|'Changing' 9x12 pastel ©Karen Margulis|
It came to me in a dream last night. I woke up with a vague memory of painting. I don't remember what I was painting but I did remember that I had started with a a very specific underpainting. Of course I had to try it today!
In my dream I did a combination warm and cool underpainting. I used cool colors in the shadows and warm colors in the areas lit by the sun. It is such a simple way to give your painting a head start in capturing the light. I was excited to give it a try.
|Blocking in the painting with big shapes of warm and cool colors|
I chose a photo from my favorite park. It was late afternoon and the trees were catching the last fiery rays of the setting sun. It was late autumn so there was a chill in the air. But the warmth of the trees made up for the cold.
I took out a piece of dark gray Canson Mi-Teintes paper and my box of Nupastels. I dis a simple block in with oranges for the sunlit trees and blues for the tree and grasses in the shadows. I added a pale blue-green for the sky.
|adding the trunks and branches|
I developed some of the branches with my Terry Ludwig eggplant pastel and then continued layering with soft pastels. All I had to do was follow the warm and cool block-in colors. With each layer I refined the trees and grasses. I used the sky color to further refine the trees. It was fun to work on a painting that I started in my dreams! I know I will use this underpainting technique again. How about you?
|my tiny reference photo in the top left corner|

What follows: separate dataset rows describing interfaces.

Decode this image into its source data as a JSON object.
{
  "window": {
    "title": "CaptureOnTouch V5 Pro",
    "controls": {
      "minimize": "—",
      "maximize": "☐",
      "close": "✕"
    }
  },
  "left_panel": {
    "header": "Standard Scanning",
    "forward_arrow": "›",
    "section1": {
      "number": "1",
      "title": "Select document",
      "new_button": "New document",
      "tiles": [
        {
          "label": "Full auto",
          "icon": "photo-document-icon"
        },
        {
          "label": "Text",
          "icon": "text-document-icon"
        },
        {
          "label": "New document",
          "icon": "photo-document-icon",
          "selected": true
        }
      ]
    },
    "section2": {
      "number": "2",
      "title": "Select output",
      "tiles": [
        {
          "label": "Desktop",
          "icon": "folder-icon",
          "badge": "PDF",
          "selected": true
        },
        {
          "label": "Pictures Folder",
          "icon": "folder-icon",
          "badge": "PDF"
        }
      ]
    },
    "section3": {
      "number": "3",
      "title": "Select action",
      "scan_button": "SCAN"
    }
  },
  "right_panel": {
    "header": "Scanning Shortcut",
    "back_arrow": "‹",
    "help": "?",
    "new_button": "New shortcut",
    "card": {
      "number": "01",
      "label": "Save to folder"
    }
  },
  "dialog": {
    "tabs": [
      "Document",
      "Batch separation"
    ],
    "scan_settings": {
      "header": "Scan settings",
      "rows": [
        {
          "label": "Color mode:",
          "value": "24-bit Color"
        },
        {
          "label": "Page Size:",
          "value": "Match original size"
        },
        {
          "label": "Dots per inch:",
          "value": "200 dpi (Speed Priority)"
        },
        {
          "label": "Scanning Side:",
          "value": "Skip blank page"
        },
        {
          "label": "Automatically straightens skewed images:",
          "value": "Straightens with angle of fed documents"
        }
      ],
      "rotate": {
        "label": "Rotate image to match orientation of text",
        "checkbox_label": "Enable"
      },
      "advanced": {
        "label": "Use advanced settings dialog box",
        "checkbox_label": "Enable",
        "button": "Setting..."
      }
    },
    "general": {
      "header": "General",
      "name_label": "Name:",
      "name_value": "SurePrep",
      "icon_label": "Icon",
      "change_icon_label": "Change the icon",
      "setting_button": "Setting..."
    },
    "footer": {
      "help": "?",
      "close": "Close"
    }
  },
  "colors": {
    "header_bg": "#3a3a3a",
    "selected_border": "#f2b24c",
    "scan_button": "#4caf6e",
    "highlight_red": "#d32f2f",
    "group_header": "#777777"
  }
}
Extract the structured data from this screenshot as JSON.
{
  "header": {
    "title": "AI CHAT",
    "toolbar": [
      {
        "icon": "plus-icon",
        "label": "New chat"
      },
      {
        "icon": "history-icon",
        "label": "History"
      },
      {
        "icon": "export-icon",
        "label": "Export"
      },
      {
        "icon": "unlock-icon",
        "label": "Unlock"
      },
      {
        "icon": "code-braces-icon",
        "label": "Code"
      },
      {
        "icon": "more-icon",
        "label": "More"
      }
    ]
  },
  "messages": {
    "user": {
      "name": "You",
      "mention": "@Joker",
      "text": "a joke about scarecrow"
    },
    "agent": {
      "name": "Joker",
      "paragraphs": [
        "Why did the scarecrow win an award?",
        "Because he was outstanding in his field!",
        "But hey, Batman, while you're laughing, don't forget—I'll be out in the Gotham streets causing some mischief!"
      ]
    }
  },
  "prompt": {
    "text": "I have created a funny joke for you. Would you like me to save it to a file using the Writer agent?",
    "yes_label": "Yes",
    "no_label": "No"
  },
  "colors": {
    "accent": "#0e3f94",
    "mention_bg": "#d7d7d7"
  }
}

Underpainting for pastels is a complicated subject. There are so many ways to start a pastel painting. There are so many underpainting choices with no right or wrong way to go about it. I have put together a three day workshop on underpainting so I have much more to share than I can in this one post. But a quick point....every underpainting choice you make will influence the painting. I encourage you to experiment and play so that your underpainting choices will become intuitive.